State Rep. Opens Up About Child Abuse To Support Legislation
OKLAHOMA CITY - A state representative is opening up for the first time about his experience as a victim of child abuse.
Rep. Kevin McDugle, R-Broken Arrow, is sharing his story in an effort to pass two bills that would give victims more time to come forward.
The state House of Representatives is voting on House Bill 1468 and House Bill 1470 Monday, and there may or may not be a debate, but McDugle encourages his colleagues to think about the victims like him.
Before now, McDugle could count on one hand the number of people he told about his experience with his youth minister. As a young teenager, the popular minister was the epitome of cool among his church friends.
“Finally, one night, I got an invitation to go to his house and stay the night, like a lot of kids that always talked about going,” McDugle said.
To this day, he still does not know how many of his peers were exposed to abuse there.
“He put me in his bed and put on some movies that we shouldn’t have watched and proceeded to think that he could touch me wherever he wanted to touch me and wanted me to touch him places,” McDugle said.
Through his service in the Marines up until he was elected into the Legislature last year, McDugle did not mention what happened.
Now, he is thinking of the thousands of other victims who have endured worse.
“That one night, for me, took me 35 years to get to a point that I could actually openly talk about it,” he said. “I’m a Marine Corps veteran, a drill instructor, so it’s not a story that I wanted to tell.”
Right now, Oklahomans have to report child abuse by the time they reach 31 years old if they want to press criminal charges, and they only have two years after the abuse to seek damages from their abuser. The bills change both those limits to the age of 45.
Opponents argue these bills could lead to more false accusations.
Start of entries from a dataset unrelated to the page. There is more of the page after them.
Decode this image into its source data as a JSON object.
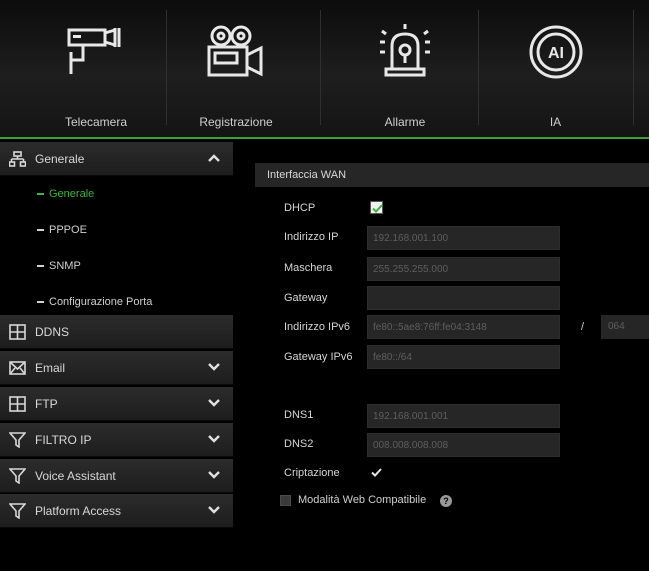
{
  "colors": {
    "accent": "#3fb13f",
    "background": "#000000",
    "field": "#262626"
  },
  "topnav": [
    {
      "label": "Telecamera",
      "icon": "camera-icon"
    },
    {
      "label": "Registrazione",
      "icon": "video-recorder-icon"
    },
    {
      "label": "Allarme",
      "icon": "alarm-icon"
    },
    {
      "label": "IA",
      "icon": "ai-icon"
    }
  ],
  "sidebar": {
    "sections": [
      {
        "label": "Generale",
        "icon": "network-icon",
        "expanded": true
      },
      {
        "label": "DDNS",
        "icon": "ddns-icon"
      },
      {
        "label": "Email",
        "icon": "email-icon"
      },
      {
        "label": "FTP",
        "icon": "ftp-icon"
      },
      {
        "label": "FILTRO IP",
        "icon": "filter-icon"
      },
      {
        "label": "Voice Assistant",
        "icon": "filter-icon"
      },
      {
        "label": "Platform Access",
        "icon": "filter-icon"
      }
    ],
    "subitems": [
      {
        "label": "Generale",
        "active": true
      },
      {
        "label": "PPPOE"
      },
      {
        "label": "SNMP"
      },
      {
        "label": "Configurazione Porta"
      }
    ]
  },
  "wan": {
    "section_title": "Interfaccia WAN",
    "dhcp_label": "DHCP",
    "dhcp_checked": true,
    "ip_label": "Indirizzo IP",
    "ip_value": "192.168.001.100",
    "mask_label": "Maschera",
    "mask_value": "255.255.255.000",
    "gateway_label": "Gateway",
    "gateway_value": "",
    "ipv6_label": "Indirizzo IPv6",
    "ipv6_value": "fe80::5ae8:76ff:fe04:3148",
    "ipv6_separator": "/",
    "ipv6_prefix": "064",
    "gw6_label": "Gateway IPv6",
    "gw6_value": "fe80::/64",
    "dns1_label": "DNS1",
    "dns1_value": "192.168.001.001",
    "dns2_label": "DNS2",
    "dns2_value": "008.008.008.008",
    "encrypt_label": "Criptazione",
    "encrypt_checked": true,
    "compat_label": "Modalità Web Compatibile",
    "compat_checked": false,
    "help_glyph": "?"
  }
}
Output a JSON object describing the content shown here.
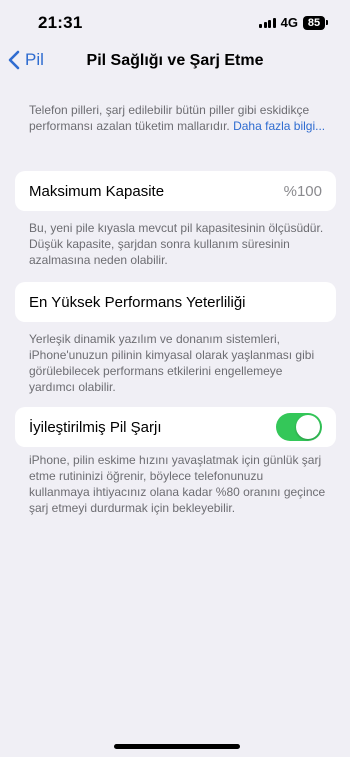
{
  "status_bar": {
    "time": "21:31",
    "network": "4G",
    "battery": "85"
  },
  "nav": {
    "back_label": "Pil",
    "title": "Pil Sağlığı ve Şarj Etme"
  },
  "intro": {
    "text": "Telefon pilleri, şarj edilebilir bütün piller gibi eskidikçe performansı azalan tüketim mallarıdır. ",
    "link": "Daha fazla bilgi..."
  },
  "max_capacity": {
    "label": "Maksimum Kapasite",
    "value": "%100",
    "footnote": "Bu, yeni pile kıyasla mevcut pil kapasitesinin ölçüsüdür. Düşük kapasite, şarjdan sonra kullanım süresinin azalmasına neden olabilir."
  },
  "peak_performance": {
    "label": "En Yüksek Performans Yeterliliği",
    "footnote": "Yerleşik dinamik yazılım ve donanım sistemleri, iPhone'unuzun pilinin kimyasal olarak yaşlanması gibi görülebilecek performans etkilerini engellemeye yardımcı olabilir."
  },
  "optimized_charging": {
    "label": "İyileştirilmiş Pil Şarjı",
    "enabled": true,
    "footnote": "iPhone, pilin eskime hızını yavaşlatmak için günlük şarj etme rutininizi öğrenir, böylece telefonunuzu kullanmaya ihtiyacınız olana kadar %80 oranını geçince şarj etmeyi durdurmak için bekleyebilir."
  },
  "colors": {
    "accent": "#2f6cd0",
    "toggle_on": "#34c759",
    "background": "#f0eff5"
  },
  "icons": {
    "back": "chevron-left-icon",
    "signal": "cellular-signal-icon",
    "battery": "battery-icon"
  }
}
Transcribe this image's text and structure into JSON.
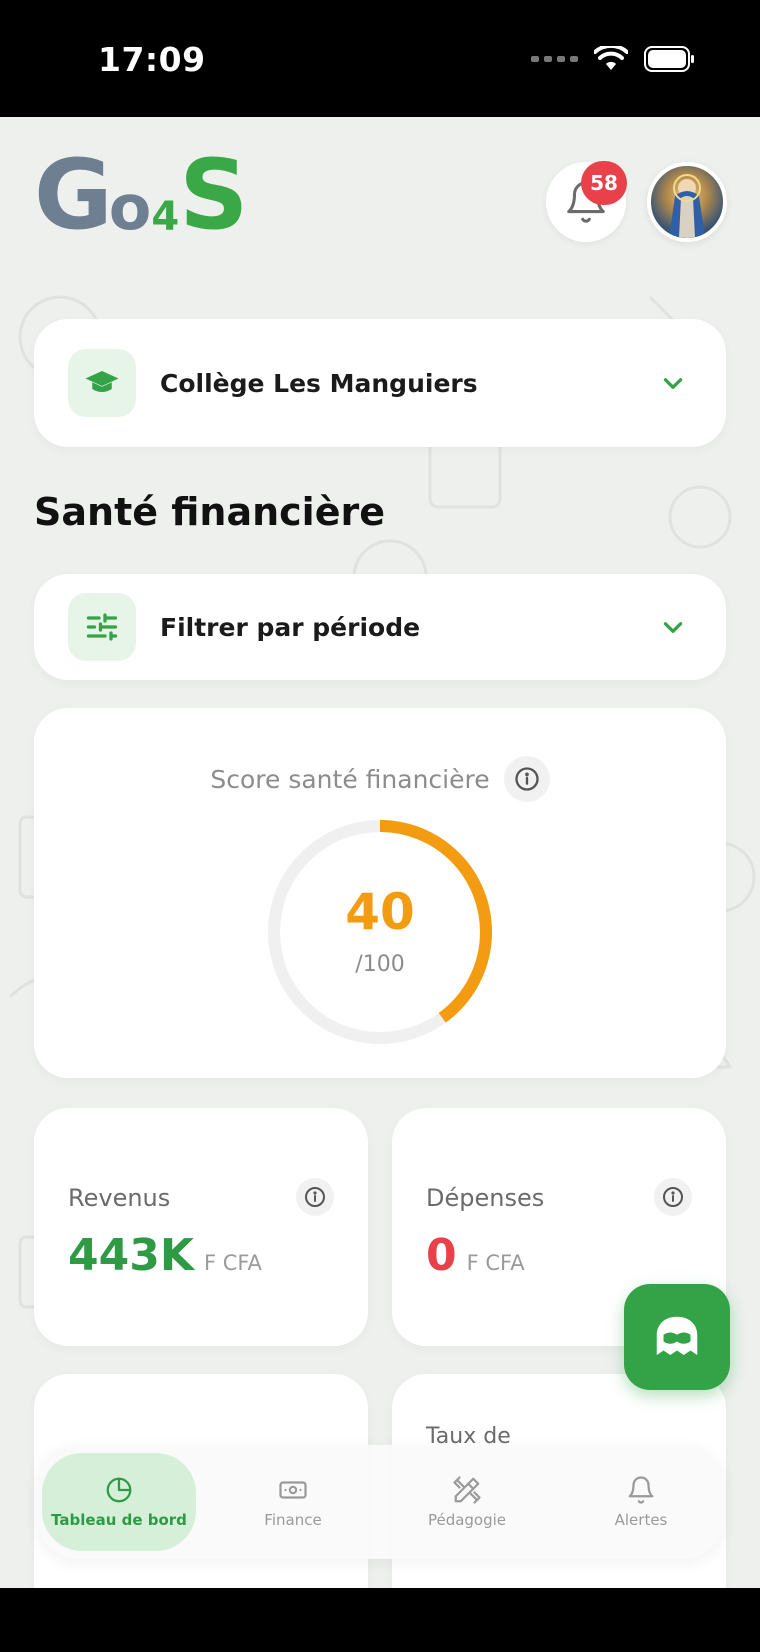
{
  "status_bar": {
    "time": "17:09"
  },
  "header": {
    "logo": {
      "g": "G",
      "o": "o",
      "four": "4",
      "s": "S"
    },
    "notifications_count": "58"
  },
  "school_selector": {
    "label": "Collège Les Manguiers"
  },
  "section": {
    "title": "Santé financière"
  },
  "period_filter": {
    "label": "Filtrer par période"
  },
  "score": {
    "label": "Score santé financière",
    "value": "40",
    "max": "/100",
    "fraction": 0.4
  },
  "stats": [
    {
      "label": "Revenus",
      "value": "443K",
      "unit": "F CFA",
      "color": "#2e9b44"
    },
    {
      "label": "Dépenses",
      "value": "0",
      "unit": "F CFA",
      "color": "#e8414a"
    }
  ],
  "partial_cards": [
    {
      "label": ""
    },
    {
      "label": "Taux de"
    }
  ],
  "nav": {
    "items": [
      {
        "label": "Tableau de bord",
        "icon": "chart-pie-icon",
        "active": true
      },
      {
        "label": "Finance",
        "icon": "banknote-icon",
        "active": false
      },
      {
        "label": "Pédagogie",
        "icon": "pencil-ruler-icon",
        "active": false
      },
      {
        "label": "Alertes",
        "icon": "bell-icon",
        "active": false
      }
    ]
  },
  "colors": {
    "brand_green": "#34a347",
    "brand_gray": "#6e7f92",
    "score_orange": "#f39c12",
    "badge_red": "#e8414a"
  }
}
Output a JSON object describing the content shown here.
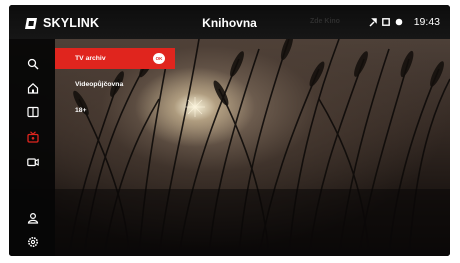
{
  "header": {
    "logo_text": "SKYLINK",
    "title": "Knihovna",
    "faint_badge": "Zde Kino",
    "time": "19:43",
    "status_icons": [
      "tool-icon",
      "square-icon",
      "dot-icon"
    ]
  },
  "rail": {
    "icons": [
      "search-icon",
      "home-icon",
      "book-icon",
      "tv-red-icon",
      "video-camera-icon",
      "user-icon",
      "settings-icon"
    ],
    "accent": "#e0251e"
  },
  "menu": {
    "items": [
      {
        "label": "TV archiv",
        "badge": "OK",
        "active": true
      },
      {
        "label": "Videopůjčovna",
        "active": false
      },
      {
        "label": "18+",
        "active": false
      }
    ]
  },
  "colors": {
    "accent": "#e0251e",
    "header_bg": "#111111"
  }
}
The legislation does make it a felony for anyone who falsely reports child abuse, and McDugle said he hopes that provision allows skeptics to change their minds.
“Whether it’s a teacher taking advantage of a kid, a representative taking advantage of a kid, we have to do all we can to stand for that kid because I promise you that kid won’t be able to stand for themselves,” McDugle said.